Teen car accidents in Washington State are not only a giant concern for parents, but also legislators. Washington State is one of the more active members of the Governor’s Highway Safety Association (GHSA), which brought Graduated Driver Laws (GDL). These laws set guidelines as to how teenagers can drive at night, with passengers, and at what ages they can do these things.
Though the details vary by state, they stay under the same general principles of young driver safety and graduated system of licensure over a period of time.
- Learner Stage: supervised driving, cumulating with a driving test
- Intermediate Stage: limiting unsupervised driving in high risk situations
- Full Privilege Stage: a standard driver’s license
These laws have come under attack as some studies have shown that they do not address maturity, which can vary from person to person and can be the difference in some of the most dangerous situations, namely, driving with passenger distractions.
Teenagers can be an excitable lot, particularly when they’re in the car experiencing a freedom they had been previously deprived. As you’ll see, there are lots of reasons for these distractions and they can vary by gender, but what is not under dispute is that passenger distraction is considered by the National Highway Traffic Safety Administration (NHTSA) as one of the biggest causes of teen car accidents.
Since car accidents are the leading cause of death for people 16 to 25, this has made passenger distractions a huge concern for traffic safety officials and advocates. This week has also perhaps marked a turning point as two studies came out showing some of the causal factors involved in passenger distraction.
The Children’s Hospital of Philadelphia (CHOP) and State Farm both published their studies in the Journal of Adolescent Health. They don’t specifically show the danger of distraction, that was already know, instead they help us understand the factors that may predispose teens to drive with multiple friends and how those passengers may contribute to crashes by distracting the driver and promoting risky driving behaviors, such as speeding, tailgating, or weaving.
“Knowing this, we can develop programs that work in tandem with current Graduated Driver Licensing laws,” said study author Allison Curry, PhD, director of epidemiology at the Center for Injury Research and Prevention.
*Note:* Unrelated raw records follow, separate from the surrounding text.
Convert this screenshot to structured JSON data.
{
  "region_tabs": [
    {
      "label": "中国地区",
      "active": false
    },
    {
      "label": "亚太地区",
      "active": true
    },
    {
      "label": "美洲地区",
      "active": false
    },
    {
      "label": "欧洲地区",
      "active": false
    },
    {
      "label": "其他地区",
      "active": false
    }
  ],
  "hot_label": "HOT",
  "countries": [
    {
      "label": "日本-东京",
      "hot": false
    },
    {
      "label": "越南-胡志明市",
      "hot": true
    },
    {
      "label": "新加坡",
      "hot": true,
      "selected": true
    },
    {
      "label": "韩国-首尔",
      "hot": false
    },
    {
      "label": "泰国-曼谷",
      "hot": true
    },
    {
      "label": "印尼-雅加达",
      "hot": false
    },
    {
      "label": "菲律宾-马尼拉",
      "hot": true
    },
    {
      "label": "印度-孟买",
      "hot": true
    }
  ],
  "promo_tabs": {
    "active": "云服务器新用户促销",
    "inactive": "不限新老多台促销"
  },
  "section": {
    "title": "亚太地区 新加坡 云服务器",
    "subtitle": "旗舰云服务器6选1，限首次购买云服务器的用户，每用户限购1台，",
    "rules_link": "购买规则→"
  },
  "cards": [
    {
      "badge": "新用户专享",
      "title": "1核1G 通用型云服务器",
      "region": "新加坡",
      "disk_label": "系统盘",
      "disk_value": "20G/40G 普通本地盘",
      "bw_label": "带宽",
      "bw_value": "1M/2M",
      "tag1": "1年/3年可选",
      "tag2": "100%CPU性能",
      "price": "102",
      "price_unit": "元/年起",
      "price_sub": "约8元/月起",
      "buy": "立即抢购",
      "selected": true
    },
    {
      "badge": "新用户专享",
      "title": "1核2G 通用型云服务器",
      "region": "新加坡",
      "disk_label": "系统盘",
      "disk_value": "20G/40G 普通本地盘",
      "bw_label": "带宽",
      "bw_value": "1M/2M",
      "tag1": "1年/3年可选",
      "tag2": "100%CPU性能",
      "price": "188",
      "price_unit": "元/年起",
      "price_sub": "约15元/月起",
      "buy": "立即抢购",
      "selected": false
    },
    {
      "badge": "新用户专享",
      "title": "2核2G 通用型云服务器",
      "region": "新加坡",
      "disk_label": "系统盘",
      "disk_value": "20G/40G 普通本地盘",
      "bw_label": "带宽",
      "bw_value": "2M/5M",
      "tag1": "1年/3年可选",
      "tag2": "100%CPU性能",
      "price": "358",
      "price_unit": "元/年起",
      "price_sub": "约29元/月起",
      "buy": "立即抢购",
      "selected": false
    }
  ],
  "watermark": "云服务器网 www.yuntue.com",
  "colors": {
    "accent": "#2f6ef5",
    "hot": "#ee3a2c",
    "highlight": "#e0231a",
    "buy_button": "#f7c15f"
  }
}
The first study surveyed 198 teen drivers. For the most part teens in this study generally reported strong perceptions of the risks of driving, low frequencies of driving with multiple passengers, and strong beliefs that their parents monitored their behavior and set rules.
However, the teens who are most likely to drive with multiple passengers shared the following characteristics:
- Considered themselves “thrill-seekers.”
- Perceived their parents as not setting rules or monitoring their whereabouts.
- Possessed a weak perception of the risks associated with driving in general.
Teen Passenger Distraction Risk By Gender
The State Farm study analyzed 677 teen drivers involved in serious crashes and compared the likelihood of driver distraction and risk-taking behaviors just prior to the crash when teens drive with peer passengers as opposed to when they drive alone.
Researchers found that both male and female teen drivers with peer passengers were more likely to be distracted just before a crash as compared to teens who crashed while driving alone. However, 71% of males as compared to 47% of females said they were distracted directly by the actions of their passengers.
The study found males with passengers were nearly 6x more likely to perform an illegal maneuver and 2x more likely to drive aggressively just before a crash, as compared to males driving alone. Females rarely drove aggressively prior to a crash, regardless of whether they had passengers in the car.
“Teen passengers can intentionally and unintentionally encourage unsafe driving,” said Dr. Mirman. “It’s best to keep the number of passengers to a minimum for the first year.”
The study authors also emphasized the important role parents play in supporting safe driving among teens and their passengers.
“Combined with Graduated Driver Licensing laws that limit passengers for the first year of driving, involved parents are an effective strategy to protect teens from a dangerous and preventable crash risk – driving with their friends,” said Chris Mullen, research director at State Farm
They recommend parents set a house rule of no non-sibling teen passengers for the first six months of driving and only one non-sibling passenger for the second six months.
When combined with a study conducted by the University of California, which (amongst a ton of other valuable information) revealed the causal behaviors cited in teen passenger distraction car accidents by gender as you can see in the chart below.
Washington Car Accident Lawyers
The attorneys at Phillips Law Firm support any effort that keeps teenage drivers and their families safe. We have seen how the terrible grief over the loss of a loved one torn away at the beginning of their lives due to a car accident can rip apart families and send shockwaves through a community.
Phillips Law Firm represents families of victims who have been injured or died in car accidents in Washington state. We are skilled attorneys in wrongful death lawsuits and personal injury lawsuits with years of experience that they will use to assure that you get the compensation you deserve. Call today for a free consultation.